According to the Center for Applied Research in the Apostolate at Georgetown University, 57% of self-identified Catholic adults attend religious services only a few times a year or less often.

Those folks are sometimes known as “dormant Catholics” and they’ve been part of the community for decades. Jesuit Father Joseph Fichter, a sociologist who studied parish life, mentioned dormant Catholics in 1952 in an article he wrote for the American Journal of Sociology, among other journals.

It’s not just Catholics, of course.

Earlier this month, the Barna research group described America’s religious landscape as being split between practicing Christians, people who had attended church within the last month; nonpracticing Christians, those who self-identified as Christian but who hadn’t attended church in the past month; and non-Christians, U.S. adults who do not identify as Christian.

“The share of practicing Christians has nearly dropped in half since 2000,” Barna analysts wrote.

Gallup polled specifically on Catholic Mass attendance in 2018, finding that less than half of Catholics ages 60 and up attended Mass weekly, with even smaller percentages for younger groups, ranging down to 25% of Catholics ages 21-29 attending Mass weekly.

Bad news, right?

Not so fast, said Miriam Marston, coordinator for the Institute for Catholic Life and Leadership in the Archdiocese of Portland.

“It’s tremendously fertile ground for evangelization,” she said.

Marston thinks that lapsed Catholics and the unchurched, who know very little about Catholicism or Christianity, are overlapping, explaining that people generally reject what they think Christianity is, rather than taking the time to actually learn what Christianity truly is. Marston thinks the number of people who reject true Christianity is vanishingly low.

“There are so many reasons to be hopeful,” she said. “People here show an openness to talking about the Catholic Church that I didn’t see in other parts of the country.”

Father Anthony Ahamefule, parish priest at Holy Trinity in Bandon and chair of the archdiocese’s priests’ convocation committee, also said that the data, including the November headcount, was helpful as the priests reviewed what they could do to to unite parishioners behind evangelization efforts.

“I think it goes back to the basics, to the foundations of our priestly formation,” Father Ahamefule said. “How did the early church do evangelization? It was one-on-one encounters. We are the early church of our own time.”

Father Ahamefule admitted that it is easier to talk about evangelization than do it. “It’s the ‘how’ where the change comes,” he said.

The priests in 2018 talked about how to revitalize their parishes in order to make evangelization stronger. That theme continued through 2019 and will again be the focus at this autumn’s convocation. Father Ahamefule said part of the discussion would be how they and their parishioners could be more united in the work of evangelization. “If we’re not united, the disunity becomes a roadblock,” he said. “We will talk about ways to encourage and empower the people of God in our work of evangelization.”
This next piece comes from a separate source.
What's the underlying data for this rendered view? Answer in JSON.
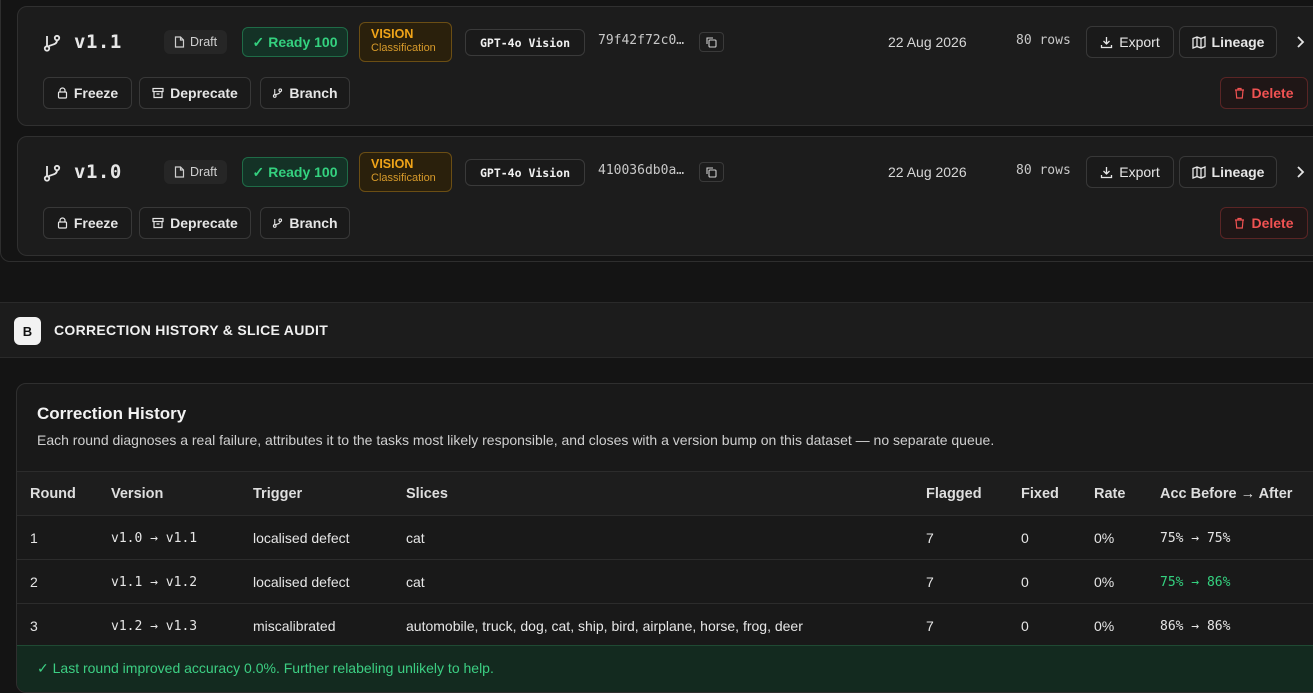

Marston challenges Mass-goers to find ways to share the power of the Mass with lapsed Catholics and others who don’t come to church. “The pastors have to be bold enough in their homilies to address what is central in our lives, and then we need to be emboldened to take that to others,” she said.

Marston argues that the need for faith and awe is built into our human DNA, and that when we are able to communicate how central and beautiful the Mass is, then more people will open themselves to it.

“People here are ripe for evangelization,” she said. “There are many reasons to be hopeful.”